_Aim of the exercise_: Copy every record exactly.
^^^^^^^^^^^^^^^^
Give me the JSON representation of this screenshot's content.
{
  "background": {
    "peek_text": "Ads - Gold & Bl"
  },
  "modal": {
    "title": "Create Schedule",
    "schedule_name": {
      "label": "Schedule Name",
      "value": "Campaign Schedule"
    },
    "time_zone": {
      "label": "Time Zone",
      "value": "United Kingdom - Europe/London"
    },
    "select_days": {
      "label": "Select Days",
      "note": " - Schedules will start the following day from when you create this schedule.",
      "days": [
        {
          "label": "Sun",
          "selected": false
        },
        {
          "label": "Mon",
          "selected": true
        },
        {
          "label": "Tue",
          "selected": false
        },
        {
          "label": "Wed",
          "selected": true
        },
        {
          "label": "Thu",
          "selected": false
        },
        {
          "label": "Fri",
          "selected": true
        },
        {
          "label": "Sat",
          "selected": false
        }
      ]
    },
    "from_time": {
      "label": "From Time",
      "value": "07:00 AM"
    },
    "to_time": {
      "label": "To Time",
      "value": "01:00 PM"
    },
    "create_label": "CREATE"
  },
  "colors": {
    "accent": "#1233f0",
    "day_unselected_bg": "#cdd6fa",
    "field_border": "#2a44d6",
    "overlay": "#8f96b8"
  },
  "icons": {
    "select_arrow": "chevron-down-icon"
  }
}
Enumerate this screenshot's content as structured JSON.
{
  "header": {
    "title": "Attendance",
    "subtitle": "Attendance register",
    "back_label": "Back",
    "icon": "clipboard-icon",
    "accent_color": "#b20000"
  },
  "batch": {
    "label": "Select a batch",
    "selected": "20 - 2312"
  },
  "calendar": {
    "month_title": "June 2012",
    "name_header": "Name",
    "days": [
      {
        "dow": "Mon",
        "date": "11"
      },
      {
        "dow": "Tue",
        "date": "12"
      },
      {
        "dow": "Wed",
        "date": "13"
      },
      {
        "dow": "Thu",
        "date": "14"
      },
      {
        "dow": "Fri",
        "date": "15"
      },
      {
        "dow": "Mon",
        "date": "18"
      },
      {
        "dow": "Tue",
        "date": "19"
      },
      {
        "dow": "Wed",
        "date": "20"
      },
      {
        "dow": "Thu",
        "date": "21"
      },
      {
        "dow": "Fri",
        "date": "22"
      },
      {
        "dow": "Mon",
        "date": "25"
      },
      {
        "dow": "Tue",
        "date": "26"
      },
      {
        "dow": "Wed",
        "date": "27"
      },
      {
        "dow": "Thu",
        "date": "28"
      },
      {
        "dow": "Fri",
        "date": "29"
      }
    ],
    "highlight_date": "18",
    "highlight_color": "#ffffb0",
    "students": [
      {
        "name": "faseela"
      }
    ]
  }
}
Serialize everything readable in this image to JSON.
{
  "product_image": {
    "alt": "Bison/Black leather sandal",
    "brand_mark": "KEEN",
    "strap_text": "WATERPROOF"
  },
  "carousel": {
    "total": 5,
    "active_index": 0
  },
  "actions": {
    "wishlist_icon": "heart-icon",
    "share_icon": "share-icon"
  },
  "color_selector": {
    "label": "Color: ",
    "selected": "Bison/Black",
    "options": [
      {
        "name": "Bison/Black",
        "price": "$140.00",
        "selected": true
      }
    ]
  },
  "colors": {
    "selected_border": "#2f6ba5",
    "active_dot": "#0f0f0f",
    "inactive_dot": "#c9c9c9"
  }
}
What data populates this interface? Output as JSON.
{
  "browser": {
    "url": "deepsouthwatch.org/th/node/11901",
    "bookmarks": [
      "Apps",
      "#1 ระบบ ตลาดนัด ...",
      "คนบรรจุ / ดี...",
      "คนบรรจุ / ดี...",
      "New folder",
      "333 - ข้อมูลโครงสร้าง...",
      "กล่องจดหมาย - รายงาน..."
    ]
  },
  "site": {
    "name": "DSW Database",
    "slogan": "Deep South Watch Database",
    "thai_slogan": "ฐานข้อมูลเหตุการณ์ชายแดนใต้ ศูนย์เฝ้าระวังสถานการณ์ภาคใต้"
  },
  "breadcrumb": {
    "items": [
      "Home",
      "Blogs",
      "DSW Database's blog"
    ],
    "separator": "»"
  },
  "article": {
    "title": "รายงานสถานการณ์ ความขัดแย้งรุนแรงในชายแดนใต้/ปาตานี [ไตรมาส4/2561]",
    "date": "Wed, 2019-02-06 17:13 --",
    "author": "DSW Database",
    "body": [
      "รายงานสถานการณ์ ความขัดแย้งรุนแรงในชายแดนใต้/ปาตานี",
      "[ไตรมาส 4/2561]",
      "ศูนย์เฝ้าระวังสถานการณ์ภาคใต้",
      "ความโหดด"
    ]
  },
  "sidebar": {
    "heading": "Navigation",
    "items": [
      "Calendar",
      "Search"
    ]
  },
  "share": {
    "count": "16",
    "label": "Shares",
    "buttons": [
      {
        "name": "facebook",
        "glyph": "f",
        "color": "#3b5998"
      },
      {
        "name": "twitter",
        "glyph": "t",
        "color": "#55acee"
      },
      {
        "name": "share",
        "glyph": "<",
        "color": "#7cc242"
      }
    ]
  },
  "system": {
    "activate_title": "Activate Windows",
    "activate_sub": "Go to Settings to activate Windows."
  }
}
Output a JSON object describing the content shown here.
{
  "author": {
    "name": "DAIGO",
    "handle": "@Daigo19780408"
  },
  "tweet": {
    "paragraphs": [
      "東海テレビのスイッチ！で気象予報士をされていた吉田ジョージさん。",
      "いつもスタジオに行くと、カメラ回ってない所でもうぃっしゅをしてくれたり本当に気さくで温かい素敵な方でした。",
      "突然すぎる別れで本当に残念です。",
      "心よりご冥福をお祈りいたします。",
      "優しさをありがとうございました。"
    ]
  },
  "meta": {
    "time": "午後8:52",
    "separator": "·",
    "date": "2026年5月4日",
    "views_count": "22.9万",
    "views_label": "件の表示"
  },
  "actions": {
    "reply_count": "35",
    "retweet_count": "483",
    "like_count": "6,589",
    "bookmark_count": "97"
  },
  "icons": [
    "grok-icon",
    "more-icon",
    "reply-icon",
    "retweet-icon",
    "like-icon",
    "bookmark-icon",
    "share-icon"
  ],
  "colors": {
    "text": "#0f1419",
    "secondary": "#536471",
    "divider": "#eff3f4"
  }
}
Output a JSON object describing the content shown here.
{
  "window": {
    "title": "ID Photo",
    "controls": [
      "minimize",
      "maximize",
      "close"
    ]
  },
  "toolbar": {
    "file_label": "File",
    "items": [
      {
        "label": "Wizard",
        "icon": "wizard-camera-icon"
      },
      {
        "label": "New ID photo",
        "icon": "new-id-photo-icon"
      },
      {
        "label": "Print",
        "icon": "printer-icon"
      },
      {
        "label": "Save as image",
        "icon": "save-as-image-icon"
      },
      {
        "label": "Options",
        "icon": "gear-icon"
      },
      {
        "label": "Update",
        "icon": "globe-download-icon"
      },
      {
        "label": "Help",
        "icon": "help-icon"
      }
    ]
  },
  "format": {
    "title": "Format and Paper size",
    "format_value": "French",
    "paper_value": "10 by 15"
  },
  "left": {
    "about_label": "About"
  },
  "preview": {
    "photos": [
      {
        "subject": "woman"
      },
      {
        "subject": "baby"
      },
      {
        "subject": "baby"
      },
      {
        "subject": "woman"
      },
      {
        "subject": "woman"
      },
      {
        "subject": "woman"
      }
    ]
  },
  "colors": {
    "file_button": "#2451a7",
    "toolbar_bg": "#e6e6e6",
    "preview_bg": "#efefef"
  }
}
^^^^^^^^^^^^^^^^
_Solution to this problem_:
Give me the JSON representation of this screenshot's content.
{
  "background": {
    "peek_text": "Ads - Gold & Bl"
  },
  "modal": {
    "title": "Create Schedule",
    "schedule_name": {
      "label": "Schedule Name",
      "value": "Campaign Schedule"
    },
    "time_zone": {
      "label": "Time Zone",
      "value": "United Kingdom - Europe/London"
    },
    "select_days": {
      "label": "Select Days",
      "note": " - Schedules will start the following day from when you create this schedule.",
      "days": [
        {
          "label": "Sun",
          "selected": false
        },
        {
          "label": "Mon",
          "selected": true
        },
        {
          "label": "Tue",
          "selected": false
        },
        {
          "label": "Wed",
          "selected": true
        },
        {
          "label": "Thu",
          "selected": false
        },
        {
          "label": "Fri",
          "selected": true
        },
        {
          "label": "Sat",
          "selected": false
        }
      ]
    },
    "from_time": {
      "label": "From Time",
      "value": "07:00 AM"
    },
    "to_time": {
      "label": "To Time",
      "value": "01:00 PM"
    },
    "create_label": "CREATE"
  },
  "colors": {
    "accent": "#1233f0",
    "day_unselected_bg": "#cdd6fa",
    "field_border": "#2a44d6",
    "overlay": "#8f96b8"
  },
  "icons": {
    "select_arrow": "chevron-down-icon"
  }
}
Enumerate this screenshot's content as structured JSON.
{
  "header": {
    "title": "Attendance",
    "subtitle": "Attendance register",
    "back_label": "Back",
    "icon": "clipboard-icon",
    "accent_color": "#b20000"
  },
  "batch": {
    "label": "Select a batch",
    "selected": "20 - 2312"
  },
  "calendar": {
    "month_title": "June 2012",
    "name_header": "Name",
    "days": [
      {
        "dow": "Mon",
        "date": "11"
      },
      {
        "dow": "Tue",
        "date": "12"
      },
      {
        "dow": "Wed",
        "date": "13"
      },
      {
        "dow": "Thu",
        "date": "14"
      },
      {
        "dow": "Fri",
        "date": "15"
      },
      {
        "dow": "Mon",
        "date": "18"
      },
      {
        "dow": "Tue",
        "date": "19"
      },
      {
        "dow": "Wed",
        "date": "20"
      },
      {
        "dow": "Thu",
        "date": "21"
      },
      {
        "dow": "Fri",
        "date": "22"
      },
      {
        "dow": "Mon",
        "date": "25"
      },
      {
        "dow": "Tue",
        "date": "26"
      },
      {
        "dow": "Wed",
        "date": "27"
      },
      {
        "dow": "Thu",
        "date": "28"
      },
      {
        "dow": "Fri",
        "date": "29"
      }
    ],
    "highlight_date": "18",
    "highlight_color": "#ffffb0",
    "students": [
      {
        "name": "faseela"
      }
    ]
  }
}
Serialize everything readable in this image to JSON.
{
  "product_image": {
    "alt": "Bison/Black leather sandal",
    "brand_mark": "KEEN",
    "strap_text": "WATERPROOF"
  },
  "carousel": {
    "total": 5,
    "active_index": 0
  },
  "actions": {
    "wishlist_icon": "heart-icon",
    "share_icon": "share-icon"
  },
  "color_selector": {
    "label": "Color: ",
    "selected": "Bison/Black",
    "options": [
      {
        "name": "Bison/Black",
        "price": "$140.00",
        "selected": true
      }
    ]
  },
  "colors": {
    "selected_border": "#2f6ba5",
    "active_dot": "#0f0f0f",
    "inactive_dot": "#c9c9c9"
  }
}
What data populates this interface? Output as JSON.
{
  "browser": {
    "url": "deepsouthwatch.org/th/node/11901",
    "bookmarks": [
      "Apps",
      "#1 ระบบ ตลาดนัด ...",
      "คนบรรจุ / ดี...",
      "คนบรรจุ / ดี...",
      "New folder",
      "333 - ข้อมูลโครงสร้าง...",
      "กล่องจดหมาย - รายงาน..."
    ]
  },
  "site": {
    "name": "DSW Database",
    "slogan": "Deep South Watch Database",
    "thai_slogan": "ฐานข้อมูลเหตุการณ์ชายแดนใต้ ศูนย์เฝ้าระวังสถานการณ์ภาคใต้"
  },
  "breadcrumb": {
    "items": [
      "Home",
      "Blogs",
      "DSW Database's blog"
    ],
    "separator": "»"
  },
  "article": {
    "title": "รายงานสถานการณ์ ความขัดแย้งรุนแรงในชายแดนใต้/ปาตานี [ไตรมาส4/2561]",
    "date": "Wed, 2019-02-06 17:13 --",
    "author": "DSW Database",
    "body": [
      "รายงานสถานการณ์ ความขัดแย้งรุนแรงในชายแดนใต้/ปาตานี",
      "[ไตรมาส 4/2561]",
      "ศูนย์เฝ้าระวังสถานการณ์ภาคใต้",
      "ความโหดด"
    ]
  },
  "sidebar": {
    "heading": "Navigation",
    "items": [
      "Calendar",
      "Search"
    ]
  },
  "share": {
    "count": "16",
    "label": "Shares",
    "buttons": [
      {
        "name": "facebook",
        "glyph": "f",
        "color": "#3b5998"
      },
      {
        "name": "twitter",
        "glyph": "t",
        "color": "#55acee"
      },
      {
        "name": "share",
        "glyph": "<",
        "color": "#7cc242"
      }
    ]
  },
  "system": {
    "activate_title": "Activate Windows",
    "activate_sub": "Go to Settings to activate Windows."
  }
}
Output a JSON object describing the content shown here.
{
  "author": {
    "name": "DAIGO",
    "handle": "@Daigo19780408"
  },
  "tweet": {
    "paragraphs": [
      "東海テレビのスイッチ！で気象予報士をされていた吉田ジョージさん。",
      "いつもスタジオに行くと、カメラ回ってない所でもうぃっしゅをしてくれたり本当に気さくで温かい素敵な方でした。",
      "突然すぎる別れで本当に残念です。",
      "心よりご冥福をお祈りいたします。",
      "優しさをありがとうございました。"
    ]
  },
  "meta": {
    "time": "午後8:52",
    "separator": "·",
    "date": "2026年5月4日",
    "views_count": "22.9万",
    "views_label": "件の表示"
  },
  "actions": {
    "reply_count": "35",
    "retweet_count": "483",
    "like_count": "6,589",
    "bookmark_count": "97"
  },
  "icons": [
    "grok-icon",
    "more-icon",
    "reply-icon",
    "retweet-icon",
    "like-icon",
    "bookmark-icon",
    "share-icon"
  ],
  "colors": {
    "text": "#0f1419",
    "secondary": "#536471",
    "divider": "#eff3f4"
  }
}
Output a JSON object describing the content shown here.
{
  "window": {
    "title": "ID Photo",
    "controls": [
      "minimize",
      "maximize",
      "close"
    ]
  },
  "toolbar": {
    "file_label": "File",
    "items": [
      {
        "label": "Wizard",
        "icon": "wizard-camera-icon"
      },
      {
        "label": "New ID photo",
        "icon": "new-id-photo-icon"
      },
      {
        "label": "Print",
        "icon": "printer-icon"
      },
      {
        "label": "Save as image",
        "icon": "save-as-image-icon"
      },
      {
        "label": "Options",
        "icon": "gear-icon"
      },
      {
        "label": "Update",
        "icon": "globe-download-icon"
      },
      {
        "label": "Help",
        "icon": "help-icon"
      }
    ]
  },
  "format": {
    "title": "Format and Paper size",
    "format_value": "French",
    "paper_value": "10 by 15"
  },
  "left": {
    "about_label": "About"
  },
  "preview": {
    "photos": [
      {
        "subject": "woman"
      },
      {
        "subject": "baby"
      },
      {
        "subject": "baby"
      },
      {
        "subject": "woman"
      },
      {
        "subject": "woman"
      },
      {
        "subject": "woman"
      }
    ]
  },
  "colors": {
    "file_button": "#2451a7",
    "toolbar_bg": "#e6e6e6",
    "preview_bg": "#efefef"
  }
}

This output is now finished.